▸ **AIM OF THE TASK**: Start to finish, the listing must be rewritten exactly.

━━━━

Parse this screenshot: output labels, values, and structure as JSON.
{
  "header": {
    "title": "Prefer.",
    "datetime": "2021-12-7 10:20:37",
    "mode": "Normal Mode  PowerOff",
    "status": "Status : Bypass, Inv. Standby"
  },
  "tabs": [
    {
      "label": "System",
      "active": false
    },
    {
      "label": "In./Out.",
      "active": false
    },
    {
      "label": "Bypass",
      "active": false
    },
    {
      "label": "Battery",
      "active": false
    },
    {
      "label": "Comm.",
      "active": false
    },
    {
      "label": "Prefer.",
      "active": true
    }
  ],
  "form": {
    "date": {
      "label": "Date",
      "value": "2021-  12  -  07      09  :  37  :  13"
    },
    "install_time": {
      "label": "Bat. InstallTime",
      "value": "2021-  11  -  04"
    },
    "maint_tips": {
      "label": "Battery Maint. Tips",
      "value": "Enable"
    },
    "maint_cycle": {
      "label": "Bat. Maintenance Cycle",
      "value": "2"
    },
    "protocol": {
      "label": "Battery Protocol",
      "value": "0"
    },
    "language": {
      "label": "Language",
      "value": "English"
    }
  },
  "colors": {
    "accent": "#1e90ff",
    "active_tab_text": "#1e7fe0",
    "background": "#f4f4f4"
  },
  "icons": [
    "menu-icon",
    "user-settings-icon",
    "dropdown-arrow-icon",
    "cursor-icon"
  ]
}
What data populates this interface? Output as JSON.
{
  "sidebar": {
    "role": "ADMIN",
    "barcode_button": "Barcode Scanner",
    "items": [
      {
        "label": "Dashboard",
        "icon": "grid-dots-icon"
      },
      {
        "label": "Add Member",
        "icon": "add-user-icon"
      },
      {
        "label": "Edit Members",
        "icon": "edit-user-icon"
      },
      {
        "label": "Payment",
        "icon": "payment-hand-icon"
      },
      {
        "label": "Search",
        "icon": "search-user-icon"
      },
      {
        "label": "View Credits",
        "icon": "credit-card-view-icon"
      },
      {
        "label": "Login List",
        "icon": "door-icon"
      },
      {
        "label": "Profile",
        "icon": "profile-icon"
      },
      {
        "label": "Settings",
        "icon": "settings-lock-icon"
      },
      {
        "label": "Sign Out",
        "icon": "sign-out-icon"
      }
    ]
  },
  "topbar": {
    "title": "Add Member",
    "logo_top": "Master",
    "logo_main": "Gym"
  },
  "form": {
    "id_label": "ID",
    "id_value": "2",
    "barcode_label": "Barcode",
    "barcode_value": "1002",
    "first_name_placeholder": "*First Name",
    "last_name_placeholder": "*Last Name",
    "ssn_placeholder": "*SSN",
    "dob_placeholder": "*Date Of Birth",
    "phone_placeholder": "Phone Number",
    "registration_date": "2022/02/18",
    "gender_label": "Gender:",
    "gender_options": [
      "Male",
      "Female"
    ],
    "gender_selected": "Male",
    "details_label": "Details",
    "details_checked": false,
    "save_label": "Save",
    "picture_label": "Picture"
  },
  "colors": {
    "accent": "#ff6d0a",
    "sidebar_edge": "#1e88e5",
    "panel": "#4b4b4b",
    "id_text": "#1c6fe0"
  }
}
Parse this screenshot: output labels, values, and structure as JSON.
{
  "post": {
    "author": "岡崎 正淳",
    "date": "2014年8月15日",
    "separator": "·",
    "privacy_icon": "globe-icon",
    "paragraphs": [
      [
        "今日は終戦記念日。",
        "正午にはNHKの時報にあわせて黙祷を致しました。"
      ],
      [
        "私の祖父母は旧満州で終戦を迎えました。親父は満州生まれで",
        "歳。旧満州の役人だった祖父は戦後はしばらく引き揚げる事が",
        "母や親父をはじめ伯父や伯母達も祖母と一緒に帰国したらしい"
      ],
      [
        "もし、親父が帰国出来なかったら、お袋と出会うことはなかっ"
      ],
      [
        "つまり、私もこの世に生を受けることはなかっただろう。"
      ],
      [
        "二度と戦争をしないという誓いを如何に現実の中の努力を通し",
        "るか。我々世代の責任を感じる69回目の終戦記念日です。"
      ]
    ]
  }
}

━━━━

▸ **EXERCISE RESULT**:
Parse this screenshot: output labels, values, and structure as JSON.
{
  "header": {
    "title": "Prefer.",
    "datetime": "2021-12-7 10:20:37",
    "mode": "Normal Mode  PowerOff",
    "status": "Status : Bypass, Inv. Standby"
  },
  "tabs": [
    {
      "label": "System",
      "active": false
    },
    {
      "label": "In./Out.",
      "active": false
    },
    {
      "label": "Bypass",
      "active": false
    },
    {
      "label": "Battery",
      "active": false
    },
    {
      "label": "Comm.",
      "active": false
    },
    {
      "label": "Prefer.",
      "active": true
    }
  ],
  "form": {
    "date": {
      "label": "Date",
      "value": "2021-  12  -  07      09  :  37  :  13"
    },
    "install_time": {
      "label": "Bat. InstallTime",
      "value": "2021-  11  -  04"
    },
    "maint_tips": {
      "label": "Battery Maint. Tips",
      "value": "Enable"
    },
    "maint_cycle": {
      "label": "Bat. Maintenance Cycle",
      "value": "2"
    },
    "protocol": {
      "label": "Battery Protocol",
      "value": "0"
    },
    "language": {
      "label": "Language",
      "value": "English"
    }
  },
  "colors": {
    "accent": "#1e90ff",
    "active_tab_text": "#1e7fe0",
    "background": "#f4f4f4"
  },
  "icons": [
    "menu-icon",
    "user-settings-icon",
    "dropdown-arrow-icon",
    "cursor-icon"
  ]
}
What data populates this interface? Output as JSON.
{
  "sidebar": {
    "role": "ADMIN",
    "barcode_button": "Barcode Scanner",
    "items": [
      {
        "label": "Dashboard",
        "icon": "grid-dots-icon"
      },
      {
        "label": "Add Member",
        "icon": "add-user-icon"
      },
      {
        "label": "Edit Members",
        "icon": "edit-user-icon"
      },
      {
        "label": "Payment",
        "icon": "payment-hand-icon"
      },
      {
        "label": "Search",
        "icon": "search-user-icon"
      },
      {
        "label": "View Credits",
        "icon": "credit-card-view-icon"
      },
      {
        "label": "Login List",
        "icon": "door-icon"
      },
      {
        "label": "Profile",
        "icon": "profile-icon"
      },
      {
        "label": "Settings",
        "icon": "settings-lock-icon"
      },
      {
        "label": "Sign Out",
        "icon": "sign-out-icon"
      }
    ]
  },
  "topbar": {
    "title": "Add Member",
    "logo_top": "Master",
    "logo_main": "Gym"
  },
  "form": {
    "id_label": "ID",
    "id_value": "2",
    "barcode_label": "Barcode",
    "barcode_value": "1002",
    "first_name_placeholder": "*First Name",
    "last_name_placeholder": "*Last Name",
    "ssn_placeholder": "*SSN",
    "dob_placeholder": "*Date Of Birth",
    "phone_placeholder": "Phone Number",
    "registration_date": "2022/02/18",
    "gender_label": "Gender:",
    "gender_options": [
      "Male",
      "Female"
    ],
    "gender_selected": "Male",
    "details_label": "Details",
    "details_checked": false,
    "save_label": "Save",
    "picture_label": "Picture"
  },
  "colors": {
    "accent": "#ff6d0a",
    "sidebar_edge": "#1e88e5",
    "panel": "#4b4b4b",
    "id_text": "#1c6fe0"
  }
}
Parse this screenshot: output labels, values, and structure as JSON.
{
  "post": {
    "author": "岡崎 正淳",
    "date": "2014年8月15日",
    "separator": "·",
    "privacy_icon": "globe-icon",
    "paragraphs": [
      [
        "今日は終戦記念日。",
        "正午にはNHKの時報にあわせて黙祷を致しました。"
      ],
      [
        "私の祖父母は旧満州で終戦を迎えました。親父は満州生まれで",
        "歳。旧満州の役人だった祖父は戦後はしばらく引き揚げる事が",
        "母や親父をはじめ伯父や伯母達も祖母と一緒に帰国したらしい"
      ],
      [
        "もし、親父が帰国出来なかったら、お袋と出会うことはなかっ"
      ],
      [
        "つまり、私もこの世に生を受けることはなかっただろう。"
      ],
      [
        "二度と戦争をしないという誓いを如何に現実の中の努力を通し",
        "るか。我々世代の責任を感じる69回目の終戦記念日です。"
      ]
    ]
  }
}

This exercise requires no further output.